(Aim of the exercise) Write out each entry word for word.

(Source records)
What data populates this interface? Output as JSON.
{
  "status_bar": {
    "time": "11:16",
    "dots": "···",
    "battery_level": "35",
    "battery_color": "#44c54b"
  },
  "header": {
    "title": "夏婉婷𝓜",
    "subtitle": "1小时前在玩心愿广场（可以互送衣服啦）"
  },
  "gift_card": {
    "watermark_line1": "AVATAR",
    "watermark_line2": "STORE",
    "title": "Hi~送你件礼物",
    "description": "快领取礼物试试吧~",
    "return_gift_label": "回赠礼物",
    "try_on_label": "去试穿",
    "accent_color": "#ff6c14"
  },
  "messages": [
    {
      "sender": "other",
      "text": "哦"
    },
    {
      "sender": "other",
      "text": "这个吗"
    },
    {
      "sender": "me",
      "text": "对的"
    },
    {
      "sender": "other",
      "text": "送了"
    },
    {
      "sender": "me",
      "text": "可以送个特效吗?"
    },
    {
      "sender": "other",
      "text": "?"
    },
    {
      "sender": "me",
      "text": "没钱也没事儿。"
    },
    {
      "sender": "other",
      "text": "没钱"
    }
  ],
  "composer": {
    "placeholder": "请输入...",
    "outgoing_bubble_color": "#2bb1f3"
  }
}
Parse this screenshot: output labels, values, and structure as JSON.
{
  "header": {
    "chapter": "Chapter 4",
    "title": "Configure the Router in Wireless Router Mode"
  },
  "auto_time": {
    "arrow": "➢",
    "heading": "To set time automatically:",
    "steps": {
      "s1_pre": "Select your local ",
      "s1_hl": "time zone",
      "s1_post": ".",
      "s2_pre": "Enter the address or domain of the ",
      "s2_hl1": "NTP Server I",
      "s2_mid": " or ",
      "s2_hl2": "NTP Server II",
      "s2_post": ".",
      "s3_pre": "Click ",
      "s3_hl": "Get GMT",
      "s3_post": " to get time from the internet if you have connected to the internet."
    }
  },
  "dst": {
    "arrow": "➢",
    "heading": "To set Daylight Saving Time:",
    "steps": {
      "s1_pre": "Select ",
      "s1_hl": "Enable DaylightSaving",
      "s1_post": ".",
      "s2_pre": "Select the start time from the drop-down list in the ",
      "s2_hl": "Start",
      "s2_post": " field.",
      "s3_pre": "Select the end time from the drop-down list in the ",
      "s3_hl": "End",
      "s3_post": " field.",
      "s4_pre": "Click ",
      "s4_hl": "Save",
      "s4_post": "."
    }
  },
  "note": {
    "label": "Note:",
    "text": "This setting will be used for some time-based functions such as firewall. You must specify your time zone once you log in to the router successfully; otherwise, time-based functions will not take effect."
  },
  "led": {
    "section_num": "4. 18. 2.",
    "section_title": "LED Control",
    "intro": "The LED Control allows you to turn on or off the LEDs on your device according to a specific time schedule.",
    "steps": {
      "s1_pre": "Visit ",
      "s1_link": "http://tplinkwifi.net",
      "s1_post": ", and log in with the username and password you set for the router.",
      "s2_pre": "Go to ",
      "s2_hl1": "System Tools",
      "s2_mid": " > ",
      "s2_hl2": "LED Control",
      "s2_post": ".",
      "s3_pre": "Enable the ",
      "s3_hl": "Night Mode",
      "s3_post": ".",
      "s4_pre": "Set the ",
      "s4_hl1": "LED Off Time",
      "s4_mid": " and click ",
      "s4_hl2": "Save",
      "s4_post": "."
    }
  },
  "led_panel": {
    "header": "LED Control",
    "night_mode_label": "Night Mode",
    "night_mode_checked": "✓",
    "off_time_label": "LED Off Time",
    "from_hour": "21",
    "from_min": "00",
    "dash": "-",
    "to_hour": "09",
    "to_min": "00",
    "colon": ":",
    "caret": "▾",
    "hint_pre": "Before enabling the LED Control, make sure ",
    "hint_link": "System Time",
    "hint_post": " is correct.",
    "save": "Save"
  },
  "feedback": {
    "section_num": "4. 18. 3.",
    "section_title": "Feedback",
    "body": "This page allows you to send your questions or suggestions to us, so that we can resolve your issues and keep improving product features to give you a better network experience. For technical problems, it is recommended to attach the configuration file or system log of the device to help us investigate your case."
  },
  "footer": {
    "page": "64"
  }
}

(Result for this exercise)
What data populates this interface? Output as JSON.
{
  "status_bar": {
    "time": "11:16",
    "dots": "···",
    "battery_level": "35",
    "battery_color": "#44c54b"
  },
  "header": {
    "title": "夏婉婷𝓜",
    "subtitle": "1小时前在玩心愿广场（可以互送衣服啦）"
  },
  "gift_card": {
    "watermark_line1": "AVATAR",
    "watermark_line2": "STORE",
    "title": "Hi~送你件礼物",
    "description": "快领取礼物试试吧~",
    "return_gift_label": "回赠礼物",
    "try_on_label": "去试穿",
    "accent_color": "#ff6c14"
  },
  "messages": [
    {
      "sender": "other",
      "text": "哦"
    },
    {
      "sender": "other",
      "text": "这个吗"
    },
    {
      "sender": "me",
      "text": "对的"
    },
    {
      "sender": "other",
      "text": "送了"
    },
    {
      "sender": "me",
      "text": "可以送个特效吗?"
    },
    {
      "sender": "other",
      "text": "?"
    },
    {
      "sender": "me",
      "text": "没钱也没事儿。"
    },
    {
      "sender": "other",
      "text": "没钱"
    }
  ],
  "composer": {
    "placeholder": "请输入...",
    "outgoing_bubble_color": "#2bb1f3"
  }
}
Parse this screenshot: output labels, values, and structure as JSON.
{
  "header": {
    "chapter": "Chapter 4",
    "title": "Configure the Router in Wireless Router Mode"
  },
  "auto_time": {
    "arrow": "➢",
    "heading": "To set time automatically:",
    "steps": {
      "s1_pre": "Select your local ",
      "s1_hl": "time zone",
      "s1_post": ".",
      "s2_pre": "Enter the address or domain of the ",
      "s2_hl1": "NTP Server I",
      "s2_mid": " or ",
      "s2_hl2": "NTP Server II",
      "s2_post": ".",
      "s3_pre": "Click ",
      "s3_hl": "Get GMT",
      "s3_post": " to get time from the internet if you have connected to the internet."
    }
  },
  "dst": {
    "arrow": "➢",
    "heading": "To set Daylight Saving Time:",
    "steps": {
      "s1_pre": "Select ",
      "s1_hl": "Enable DaylightSaving",
      "s1_post": ".",
      "s2_pre": "Select the start time from the drop-down list in the ",
      "s2_hl": "Start",
      "s2_post": " field.",
      "s3_pre": "Select the end time from the drop-down list in the ",
      "s3_hl": "End",
      "s3_post": " field.",
      "s4_pre": "Click ",
      "s4_hl": "Save",
      "s4_post": "."
    }
  },
  "note": {
    "label": "Note:",
    "text": "This setting will be used for some time-based functions such as firewall. You must specify your time zone once you log in to the router successfully; otherwise, time-based functions will not take effect."
  },
  "led": {
    "section_num": "4. 18. 2.",
    "section_title": "LED Control",
    "intro": "The LED Control allows you to turn on or off the LEDs on your device according to a specific time schedule.",
    "steps": {
      "s1_pre": "Visit ",
      "s1_link": "http://tplinkwifi.net",
      "s1_post": ", and log in with the username and password you set for the router.",
      "s2_pre": "Go to ",
      "s2_hl1": "System Tools",
      "s2_mid": " > ",
      "s2_hl2": "LED Control",
      "s2_post": ".",
      "s3_pre": "Enable the ",
      "s3_hl": "Night Mode",
      "s3_post": ".",
      "s4_pre": "Set the ",
      "s4_hl1": "LED Off Time",
      "s4_mid": " and click ",
      "s4_hl2": "Save",
      "s4_post": "."
    }
  },
  "led_panel": {
    "header": "LED Control",
    "night_mode_label": "Night Mode",
    "night_mode_checked": "✓",
    "off_time_label": "LED Off Time",
    "from_hour": "21",
    "from_min": "00",
    "dash": "-",
    "to_hour": "09",
    "to_min": "00",
    "colon": ":",
    "caret": "▾",
    "hint_pre": "Before enabling the LED Control, make sure ",
    "hint_link": "System Time",
    "hint_post": " is correct.",
    "save": "Save"
  },
  "feedback": {
    "section_num": "4. 18. 3.",
    "section_title": "Feedback",
    "body": "This page allows you to send your questions or suggestions to us, so that we can resolve your issues and keep improving product features to give you a better network experience. For technical problems, it is recommended to attach the configuration file or system log of the device to help us investigate your case."
  },
  "footer": {
    "page": "64"
  }
}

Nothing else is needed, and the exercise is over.